Activity ▸ Of the lines in the data below, count the ones holding the string "true", and answer with that number only.
Start of Information given
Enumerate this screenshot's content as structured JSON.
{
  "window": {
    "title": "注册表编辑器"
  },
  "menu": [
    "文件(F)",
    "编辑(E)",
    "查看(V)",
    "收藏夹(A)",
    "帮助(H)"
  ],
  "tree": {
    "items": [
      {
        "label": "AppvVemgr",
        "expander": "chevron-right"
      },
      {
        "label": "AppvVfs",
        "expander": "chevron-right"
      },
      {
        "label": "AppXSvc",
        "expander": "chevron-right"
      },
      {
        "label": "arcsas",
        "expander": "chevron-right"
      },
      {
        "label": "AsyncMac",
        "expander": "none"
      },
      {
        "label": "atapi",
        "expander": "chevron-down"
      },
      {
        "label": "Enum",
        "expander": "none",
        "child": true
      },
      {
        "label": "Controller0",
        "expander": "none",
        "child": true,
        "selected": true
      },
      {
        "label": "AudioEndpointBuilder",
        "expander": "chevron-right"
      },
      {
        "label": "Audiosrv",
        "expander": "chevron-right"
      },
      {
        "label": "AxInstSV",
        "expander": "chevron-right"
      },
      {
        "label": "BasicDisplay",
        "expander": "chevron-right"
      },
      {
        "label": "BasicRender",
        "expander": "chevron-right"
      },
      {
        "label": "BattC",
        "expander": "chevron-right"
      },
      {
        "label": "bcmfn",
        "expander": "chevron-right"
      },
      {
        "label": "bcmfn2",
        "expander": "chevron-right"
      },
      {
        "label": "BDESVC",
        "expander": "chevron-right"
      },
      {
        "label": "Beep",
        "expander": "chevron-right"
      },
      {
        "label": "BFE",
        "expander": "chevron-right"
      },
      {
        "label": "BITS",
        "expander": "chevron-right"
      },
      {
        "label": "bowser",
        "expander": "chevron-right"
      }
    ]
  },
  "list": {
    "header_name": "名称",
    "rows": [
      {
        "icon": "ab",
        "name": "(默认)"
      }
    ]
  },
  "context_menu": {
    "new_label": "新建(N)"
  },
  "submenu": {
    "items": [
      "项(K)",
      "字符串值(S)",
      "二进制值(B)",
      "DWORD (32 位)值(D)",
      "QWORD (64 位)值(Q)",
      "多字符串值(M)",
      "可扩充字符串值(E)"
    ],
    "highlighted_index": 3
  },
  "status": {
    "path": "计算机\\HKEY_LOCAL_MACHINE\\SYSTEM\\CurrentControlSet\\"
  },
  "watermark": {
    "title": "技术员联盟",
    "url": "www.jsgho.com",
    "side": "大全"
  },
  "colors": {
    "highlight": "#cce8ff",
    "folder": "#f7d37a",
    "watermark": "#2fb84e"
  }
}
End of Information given
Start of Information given
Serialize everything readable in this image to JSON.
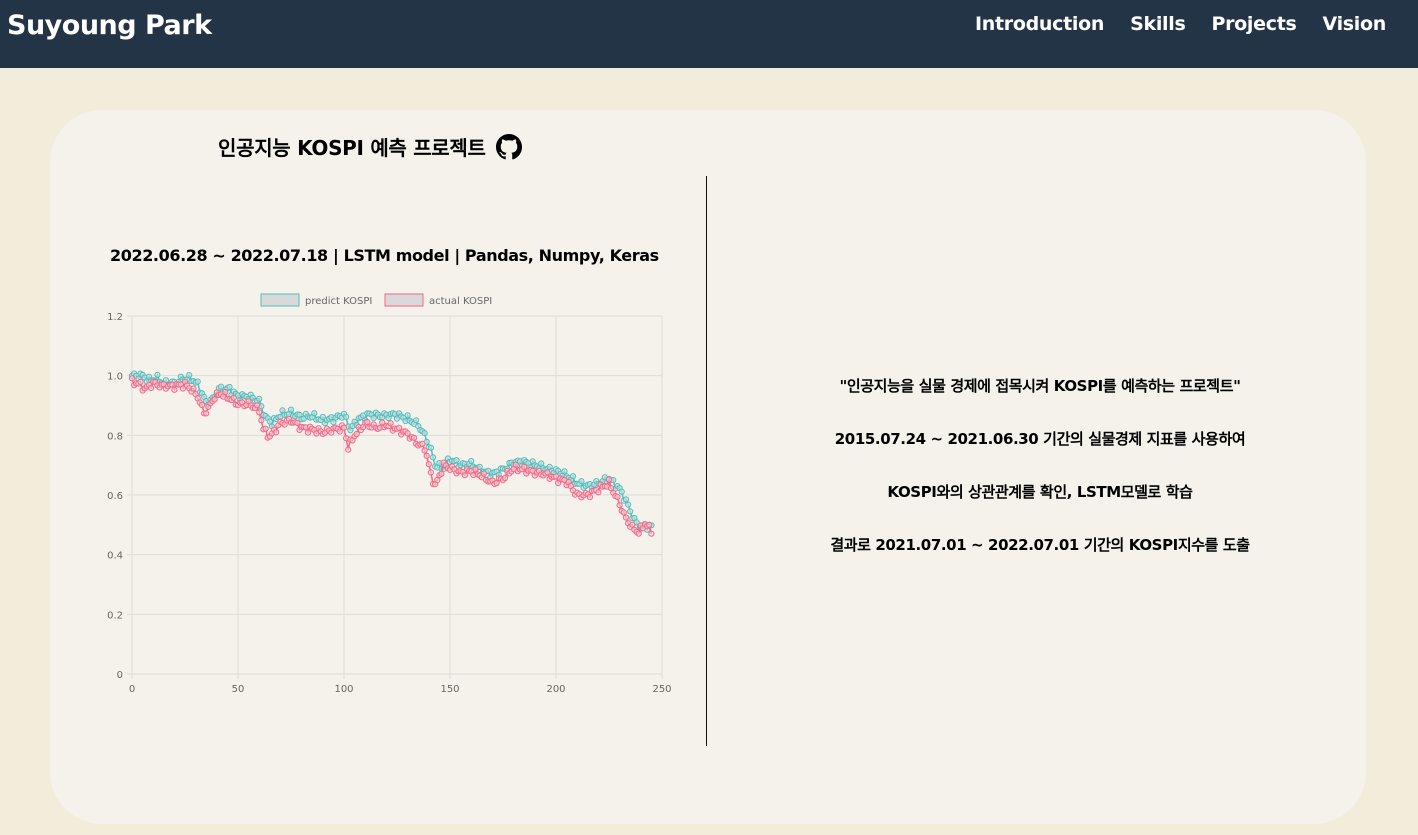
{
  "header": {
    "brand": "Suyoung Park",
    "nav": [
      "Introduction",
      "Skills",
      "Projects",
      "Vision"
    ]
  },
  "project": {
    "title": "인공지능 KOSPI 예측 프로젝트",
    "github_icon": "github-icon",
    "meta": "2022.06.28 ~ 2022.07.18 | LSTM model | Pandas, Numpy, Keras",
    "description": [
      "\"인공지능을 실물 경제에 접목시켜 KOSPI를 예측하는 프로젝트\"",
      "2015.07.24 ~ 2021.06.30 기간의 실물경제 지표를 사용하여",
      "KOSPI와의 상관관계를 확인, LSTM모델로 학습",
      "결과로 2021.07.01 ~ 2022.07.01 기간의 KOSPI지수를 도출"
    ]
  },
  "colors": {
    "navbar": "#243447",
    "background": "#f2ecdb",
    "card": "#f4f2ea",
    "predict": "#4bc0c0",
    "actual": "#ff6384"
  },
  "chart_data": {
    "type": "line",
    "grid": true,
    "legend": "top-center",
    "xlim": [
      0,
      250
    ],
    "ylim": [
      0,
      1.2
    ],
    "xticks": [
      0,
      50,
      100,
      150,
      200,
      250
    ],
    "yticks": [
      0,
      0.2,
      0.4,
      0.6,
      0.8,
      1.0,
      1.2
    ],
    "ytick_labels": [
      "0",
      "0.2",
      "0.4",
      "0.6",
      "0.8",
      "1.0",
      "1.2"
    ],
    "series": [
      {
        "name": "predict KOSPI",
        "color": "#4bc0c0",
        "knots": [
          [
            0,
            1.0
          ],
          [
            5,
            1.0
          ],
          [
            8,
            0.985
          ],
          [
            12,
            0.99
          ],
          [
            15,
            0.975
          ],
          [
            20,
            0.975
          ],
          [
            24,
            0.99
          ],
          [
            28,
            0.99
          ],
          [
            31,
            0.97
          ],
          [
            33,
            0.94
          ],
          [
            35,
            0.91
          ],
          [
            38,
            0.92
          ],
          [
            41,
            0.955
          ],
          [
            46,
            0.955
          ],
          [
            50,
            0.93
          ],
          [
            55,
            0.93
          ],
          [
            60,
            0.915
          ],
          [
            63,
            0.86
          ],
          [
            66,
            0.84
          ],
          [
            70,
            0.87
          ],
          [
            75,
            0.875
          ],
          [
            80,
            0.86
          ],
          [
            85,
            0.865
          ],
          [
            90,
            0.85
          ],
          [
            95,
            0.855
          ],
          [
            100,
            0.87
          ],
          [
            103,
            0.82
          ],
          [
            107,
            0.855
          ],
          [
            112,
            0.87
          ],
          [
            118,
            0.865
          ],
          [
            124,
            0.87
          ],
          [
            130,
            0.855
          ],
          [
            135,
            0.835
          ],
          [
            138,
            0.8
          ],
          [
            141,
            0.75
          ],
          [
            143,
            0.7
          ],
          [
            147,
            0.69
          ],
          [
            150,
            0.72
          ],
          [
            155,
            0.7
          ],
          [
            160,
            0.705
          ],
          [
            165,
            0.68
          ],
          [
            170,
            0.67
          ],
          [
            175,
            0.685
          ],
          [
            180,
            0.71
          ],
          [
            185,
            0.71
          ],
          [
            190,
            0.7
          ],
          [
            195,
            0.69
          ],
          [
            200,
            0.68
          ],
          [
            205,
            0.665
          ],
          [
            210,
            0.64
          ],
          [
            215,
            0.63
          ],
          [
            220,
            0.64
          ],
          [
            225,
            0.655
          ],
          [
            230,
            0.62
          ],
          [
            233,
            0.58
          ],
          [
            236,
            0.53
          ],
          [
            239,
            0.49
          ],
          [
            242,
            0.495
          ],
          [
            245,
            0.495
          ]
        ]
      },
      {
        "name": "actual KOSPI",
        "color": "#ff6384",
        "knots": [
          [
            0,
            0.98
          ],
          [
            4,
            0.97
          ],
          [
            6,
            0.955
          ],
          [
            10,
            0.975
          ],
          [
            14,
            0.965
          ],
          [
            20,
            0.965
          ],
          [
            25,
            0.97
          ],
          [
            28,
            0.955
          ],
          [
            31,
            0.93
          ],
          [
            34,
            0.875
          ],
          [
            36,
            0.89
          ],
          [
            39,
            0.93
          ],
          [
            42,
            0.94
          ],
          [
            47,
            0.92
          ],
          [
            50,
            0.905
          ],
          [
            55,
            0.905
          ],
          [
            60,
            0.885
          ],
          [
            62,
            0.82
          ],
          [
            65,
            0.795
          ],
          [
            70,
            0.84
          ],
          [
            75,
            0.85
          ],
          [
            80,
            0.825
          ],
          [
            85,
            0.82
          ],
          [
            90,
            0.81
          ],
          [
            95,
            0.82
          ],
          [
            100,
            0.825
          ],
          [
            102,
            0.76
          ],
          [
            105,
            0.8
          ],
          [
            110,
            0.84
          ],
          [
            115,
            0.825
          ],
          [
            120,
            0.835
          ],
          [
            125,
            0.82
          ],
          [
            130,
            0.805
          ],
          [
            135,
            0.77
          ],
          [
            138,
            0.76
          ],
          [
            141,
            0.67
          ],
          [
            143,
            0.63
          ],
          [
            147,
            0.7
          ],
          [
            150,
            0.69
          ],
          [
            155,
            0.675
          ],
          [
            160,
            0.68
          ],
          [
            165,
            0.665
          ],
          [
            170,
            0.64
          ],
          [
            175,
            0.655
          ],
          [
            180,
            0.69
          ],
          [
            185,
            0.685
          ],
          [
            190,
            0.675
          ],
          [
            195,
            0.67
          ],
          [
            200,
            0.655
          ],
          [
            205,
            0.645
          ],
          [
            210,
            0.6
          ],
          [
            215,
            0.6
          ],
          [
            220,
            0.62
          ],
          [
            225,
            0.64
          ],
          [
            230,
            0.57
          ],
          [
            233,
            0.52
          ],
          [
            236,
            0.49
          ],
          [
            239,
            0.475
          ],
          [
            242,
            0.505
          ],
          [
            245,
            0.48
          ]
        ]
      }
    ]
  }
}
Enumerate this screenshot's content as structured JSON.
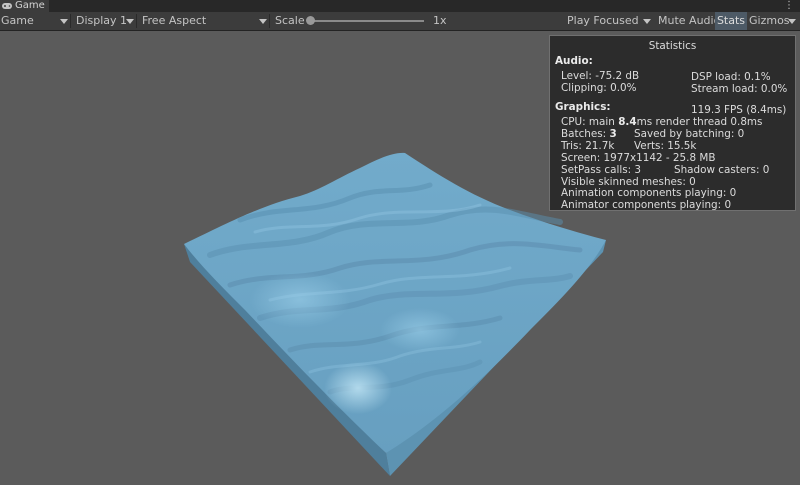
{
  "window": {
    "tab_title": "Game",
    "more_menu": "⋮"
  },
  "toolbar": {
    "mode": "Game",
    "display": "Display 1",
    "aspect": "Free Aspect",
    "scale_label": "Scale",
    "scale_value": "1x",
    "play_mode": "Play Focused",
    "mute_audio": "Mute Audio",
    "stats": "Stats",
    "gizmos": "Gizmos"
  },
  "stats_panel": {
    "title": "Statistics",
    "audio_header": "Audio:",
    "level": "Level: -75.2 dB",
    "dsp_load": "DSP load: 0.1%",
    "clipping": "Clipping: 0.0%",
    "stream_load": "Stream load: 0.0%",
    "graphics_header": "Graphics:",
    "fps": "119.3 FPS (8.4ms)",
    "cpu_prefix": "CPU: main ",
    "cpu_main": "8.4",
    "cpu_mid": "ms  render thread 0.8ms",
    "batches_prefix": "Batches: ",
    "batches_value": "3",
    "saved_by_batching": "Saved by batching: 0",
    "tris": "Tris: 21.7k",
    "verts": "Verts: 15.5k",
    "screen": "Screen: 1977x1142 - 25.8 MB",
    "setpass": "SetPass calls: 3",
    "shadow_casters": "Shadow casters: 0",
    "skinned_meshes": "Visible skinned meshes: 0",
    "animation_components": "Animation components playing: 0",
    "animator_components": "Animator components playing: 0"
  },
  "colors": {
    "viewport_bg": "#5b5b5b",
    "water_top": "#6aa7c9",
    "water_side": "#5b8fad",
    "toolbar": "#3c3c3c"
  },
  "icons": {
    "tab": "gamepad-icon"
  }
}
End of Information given
Solution to the problem ▸ 4